▸ **WHAT THE EXERCISE ASKS**: Set down each entry exactly as given; pictures should not appear in the copy.

── AVAILABLE DATA ──

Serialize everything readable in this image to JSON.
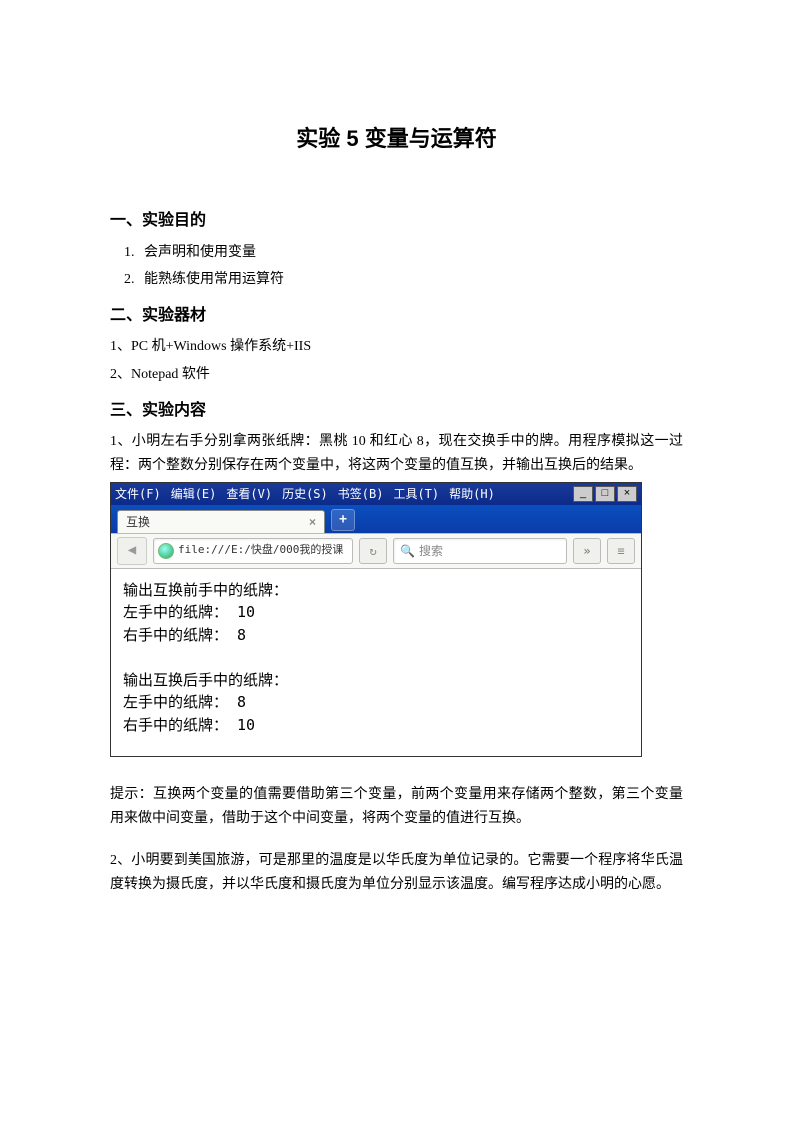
{
  "title": "实验 5 变量与运算符",
  "sections": {
    "s1": {
      "heading": "一、实验目的",
      "items": [
        "会声明和使用变量",
        "能熟练使用常用运算符"
      ]
    },
    "s2": {
      "heading": "二、实验器材",
      "items": [
        "1、PC 机+Windows 操作系统+IIS",
        "2、Notepad 软件"
      ]
    },
    "s3": {
      "heading": "三、实验内容",
      "task1": "1、小明左右手分别拿两张纸牌：黑桃 10 和红心 8，现在交换手中的牌。用程序模拟这一过程：两个整数分别保存在两个变量中，将这两个变量的值互换，并输出互换后的结果。",
      "hint": "提示：互换两个变量的值需要借助第三个变量，前两个变量用来存储两个整数，第三个变量用来做中间变量，借助于这个中间变量，将两个变量的值进行互换。",
      "task2": "2、小明要到美国旅游，可是那里的温度是以华氏度为单位记录的。它需要一个程序将华氏温度转换为摄氏度，并以华氏度和摄氏度为单位分别显示该温度。编写程序达成小明的心愿。"
    }
  },
  "browser": {
    "menu": {
      "file": "文件(F)",
      "edit": "编辑(E)",
      "view": "查看(V)",
      "history": "历史(S)",
      "bookmark": "书签(B)",
      "tools": "工具(T)",
      "help": "帮助(H)"
    },
    "tab_title": "互换",
    "url": "file:///E:/快盘/000我的授课",
    "search_placeholder": "搜索",
    "output": {
      "before_heading": "输出互换前手中的纸牌：",
      "left_before": "左手中的纸牌：  10",
      "right_before": "右手中的纸牌：  8",
      "after_heading": "输出互换后手中的纸牌：",
      "left_after": "左手中的纸牌：  8",
      "right_after": "右手中的纸牌：  10"
    }
  }
}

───

▸ **SOLUTION FOR THIS PROBLEM**:
Serialize everything readable in this image to JSON.
{
  "title": "实验 5 变量与运算符",
  "sections": {
    "s1": {
      "heading": "一、实验目的",
      "items": [
        "会声明和使用变量",
        "能熟练使用常用运算符"
      ]
    },
    "s2": {
      "heading": "二、实验器材",
      "items": [
        "1、PC 机+Windows 操作系统+IIS",
        "2、Notepad 软件"
      ]
    },
    "s3": {
      "heading": "三、实验内容",
      "task1": "1、小明左右手分别拿两张纸牌：黑桃 10 和红心 8，现在交换手中的牌。用程序模拟这一过程：两个整数分别保存在两个变量中，将这两个变量的值互换，并输出互换后的结果。",
      "hint": "提示：互换两个变量的值需要借助第三个变量，前两个变量用来存储两个整数，第三个变量用来做中间变量，借助于这个中间变量，将两个变量的值进行互换。",
      "task2": "2、小明要到美国旅游，可是那里的温度是以华氏度为单位记录的。它需要一个程序将华氏温度转换为摄氏度，并以华氏度和摄氏度为单位分别显示该温度。编写程序达成小明的心愿。"
    }
  },
  "browser": {
    "menu": {
      "file": "文件(F)",
      "edit": "编辑(E)",
      "view": "查看(V)",
      "history": "历史(S)",
      "bookmark": "书签(B)",
      "tools": "工具(T)",
      "help": "帮助(H)"
    },
    "tab_title": "互换",
    "url": "file:///E:/快盘/000我的授课",
    "search_placeholder": "搜索",
    "output": {
      "before_heading": "输出互换前手中的纸牌：",
      "left_before": "左手中的纸牌：  10",
      "right_before": "右手中的纸牌：  8",
      "after_heading": "输出互换后手中的纸牌：",
      "left_after": "左手中的纸牌：  8",
      "right_after": "右手中的纸牌：  10"
    }
  }
}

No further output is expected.